■ **Required work**:
Find the string "status" in the listing below and return each line it appears in.

------ Records supplied

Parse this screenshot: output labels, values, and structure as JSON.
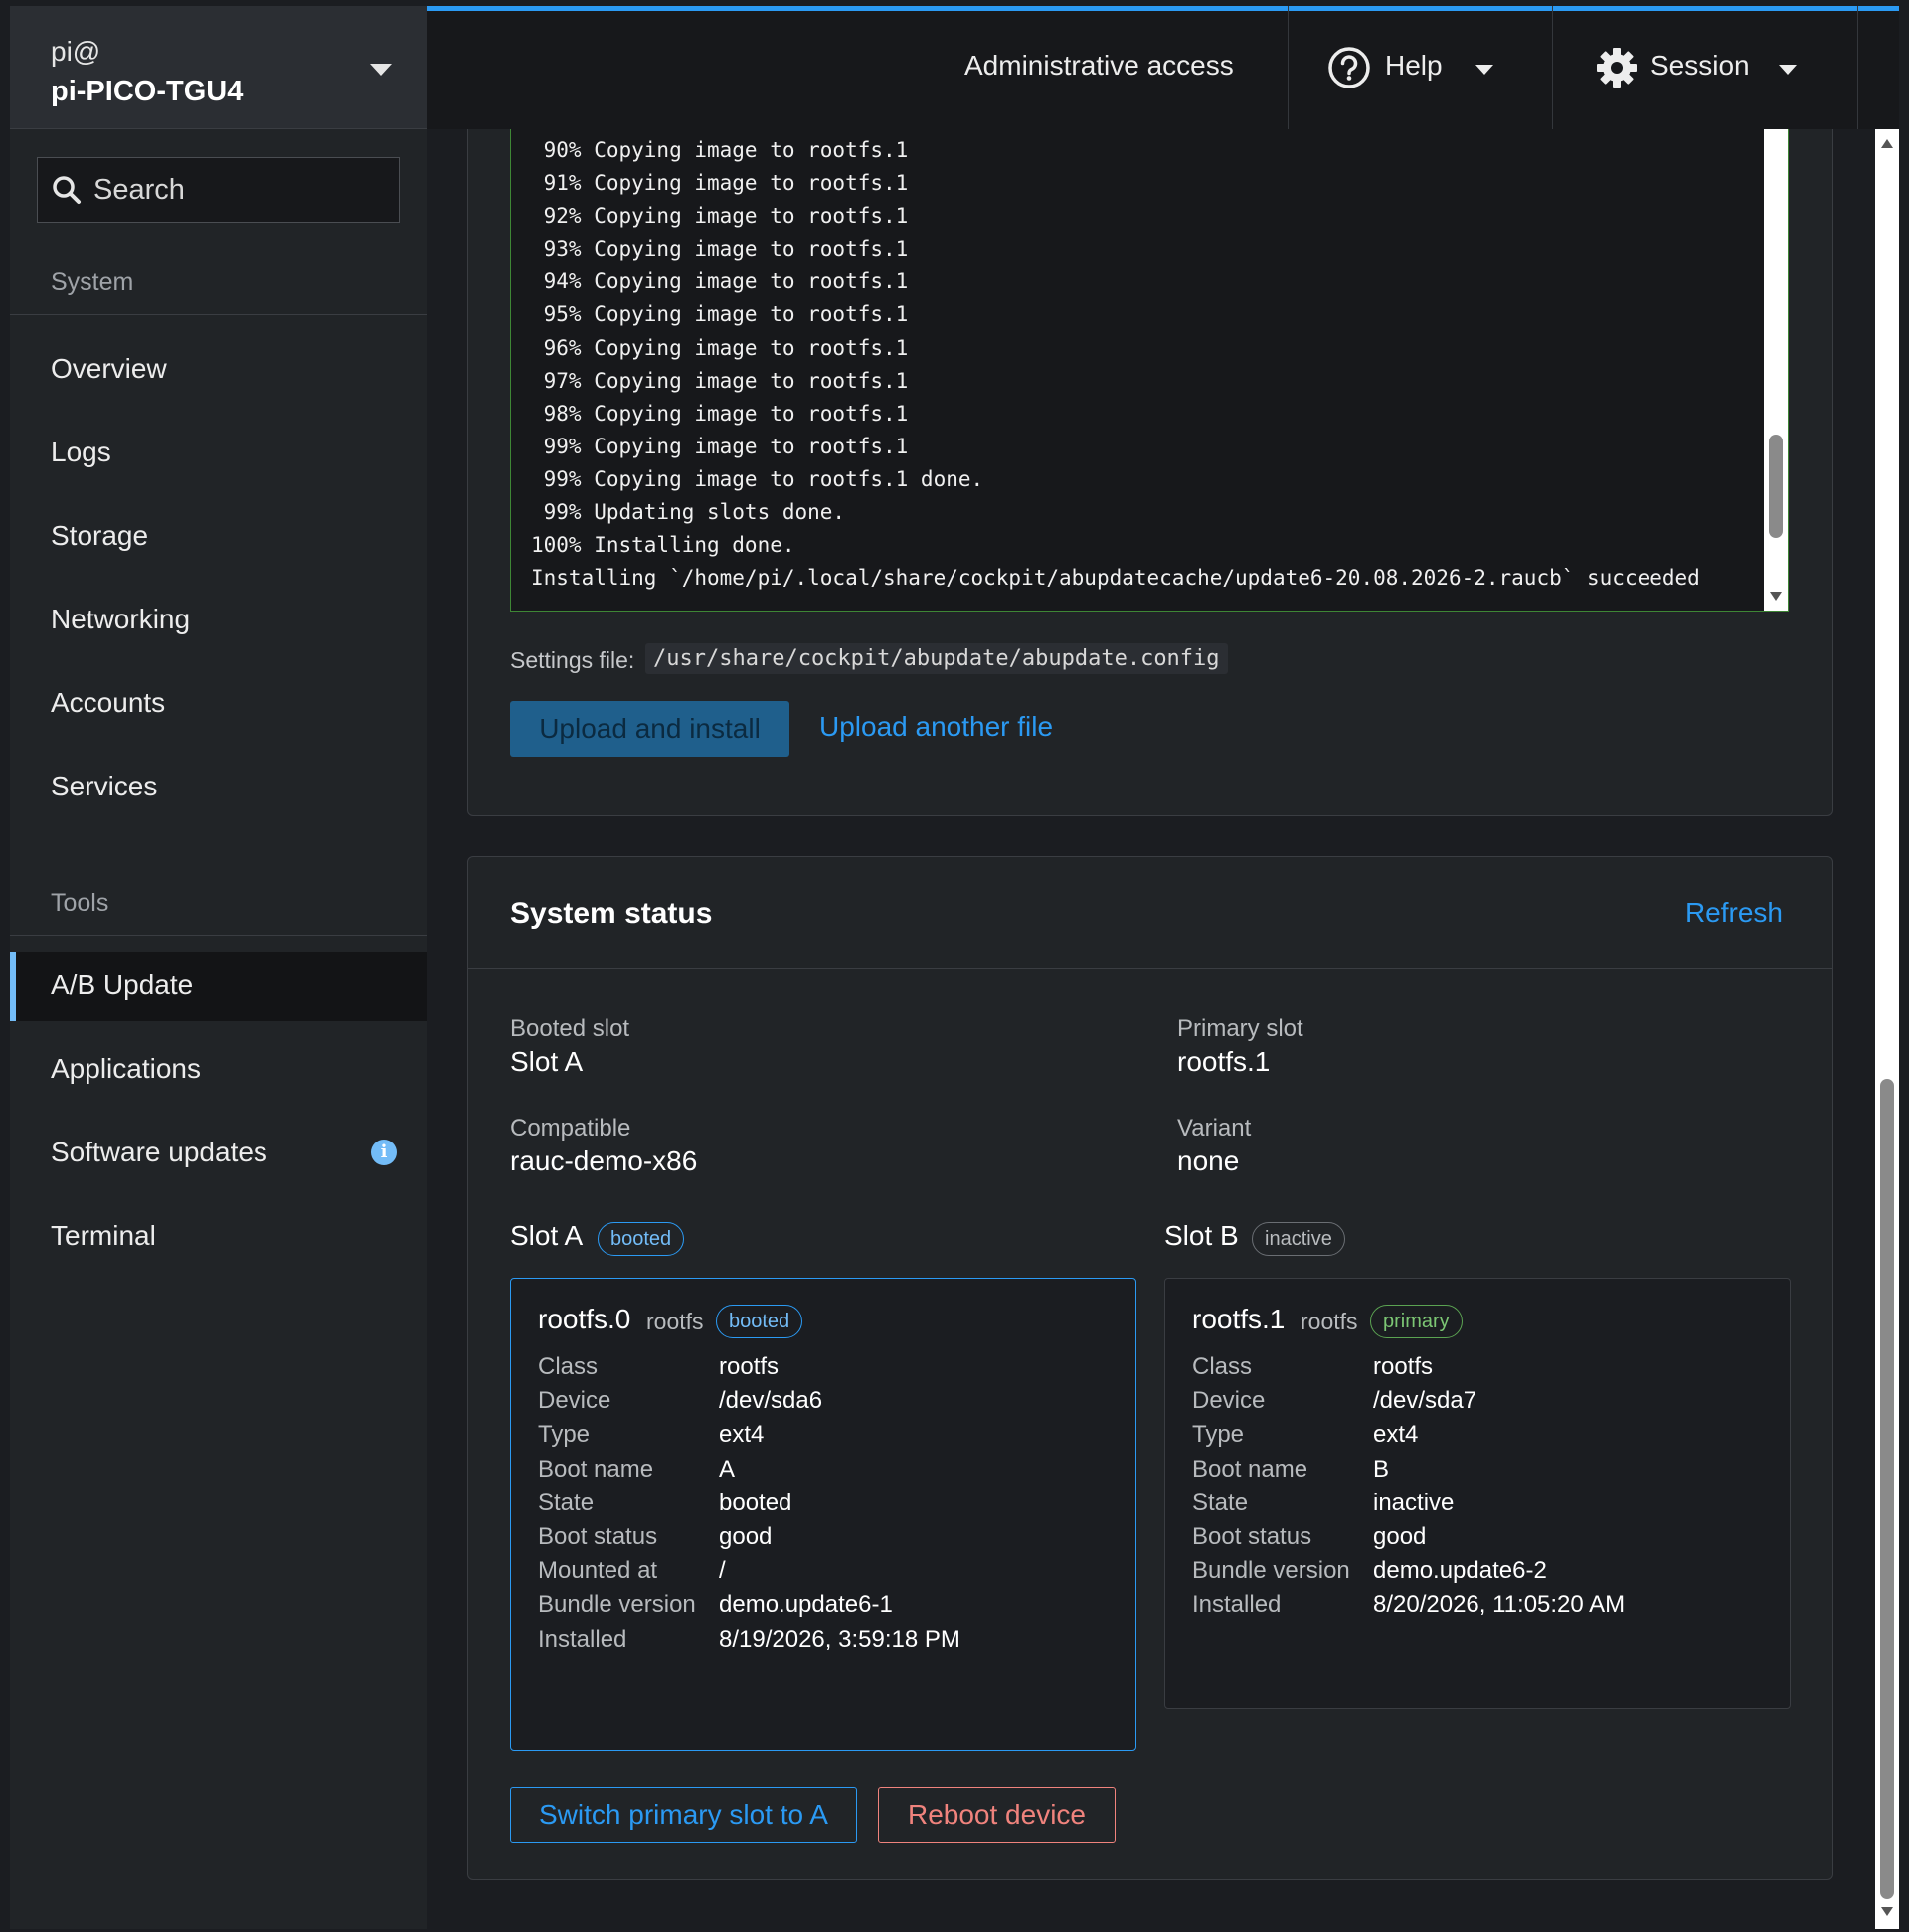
{
  "host": {
    "user": "pi@",
    "name": "pi-PICO-TGU4"
  },
  "search": {
    "placeholder": "Search"
  },
  "nav": {
    "system_section": "System",
    "system_items": [
      "Overview",
      "Logs",
      "Storage",
      "Networking",
      "Accounts",
      "Services"
    ],
    "tools_section": "Tools",
    "tools_items": [
      "A/B Update",
      "Applications",
      "Software updates",
      "Terminal"
    ],
    "active_item": "A/B Update",
    "software_updates_badge": "i"
  },
  "topbar": {
    "admin_access": "Administrative access",
    "help": "Help",
    "session": "Session"
  },
  "install": {
    "log": [
      " 90% Copying image to rootfs.1",
      " 91% Copying image to rootfs.1",
      " 92% Copying image to rootfs.1",
      " 93% Copying image to rootfs.1",
      " 94% Copying image to rootfs.1",
      " 95% Copying image to rootfs.1",
      " 96% Copying image to rootfs.1",
      " 97% Copying image to rootfs.1",
      " 98% Copying image to rootfs.1",
      " 99% Copying image to rootfs.1",
      " 99% Copying image to rootfs.1 done.",
      " 99% Updating slots done.",
      "100% Installing done.",
      "Installing `/home/pi/.local/share/cockpit/abupdatecache/update6-20.08.2026-2.raucb` succeeded"
    ],
    "settings_label": "Settings file:",
    "settings_path": "/usr/share/cockpit/abupdate/abupdate.config",
    "upload_install": "Upload and install",
    "upload_another": "Upload another file"
  },
  "status": {
    "title": "System status",
    "refresh": "Refresh",
    "booted_slot_label": "Booted slot",
    "booted_slot_value": "Slot A",
    "primary_slot_label": "Primary slot",
    "primary_slot_value": "rootfs.1",
    "compatible_label": "Compatible",
    "compatible_value": "rauc-demo-x86",
    "variant_label": "Variant",
    "variant_value": "none",
    "slot_a": {
      "title": "Slot A",
      "pill": "booted",
      "name": "rootfs.0",
      "class_tag": "rootfs",
      "name_pill": "booted",
      "rows": [
        {
          "label": "Class",
          "value": "rootfs"
        },
        {
          "label": "Device",
          "value": "/dev/sda6"
        },
        {
          "label": "Type",
          "value": "ext4"
        },
        {
          "label": "Boot name",
          "value": "A"
        },
        {
          "label": "State",
          "value": "booted"
        },
        {
          "label": "Boot status",
          "value": "good"
        },
        {
          "label": "Mounted at",
          "value": "/"
        },
        {
          "label": "Bundle version",
          "value": "demo.update6-1"
        },
        {
          "label": "Installed",
          "value": "8/19/2026, 3:59:18 PM"
        }
      ]
    },
    "slot_b": {
      "title": "Slot B",
      "pill": "inactive",
      "name": "rootfs.1",
      "class_tag": "rootfs",
      "name_pill": "primary",
      "rows": [
        {
          "label": "Class",
          "value": "rootfs"
        },
        {
          "label": "Device",
          "value": "/dev/sda7"
        },
        {
          "label": "Type",
          "value": "ext4"
        },
        {
          "label": "Boot name",
          "value": "B"
        },
        {
          "label": "State",
          "value": "inactive"
        },
        {
          "label": "Boot status",
          "value": "good"
        },
        {
          "label": "Bundle version",
          "value": "demo.update6-2"
        },
        {
          "label": "Installed",
          "value": "8/20/2026, 11:05:20 AM"
        }
      ]
    },
    "switch_primary": "Switch primary slot to A",
    "reboot": "Reboot device"
  },
  "colors": {
    "accent": "#2b9af3",
    "danger": "#f0837d",
    "success": "#7cc674",
    "log_border": "#3e8635"
  }
}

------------

■ **Result of this exercise**:
  "status": {
    "title": "System status",
          "label": "Boot status",
          "label": "Boot status",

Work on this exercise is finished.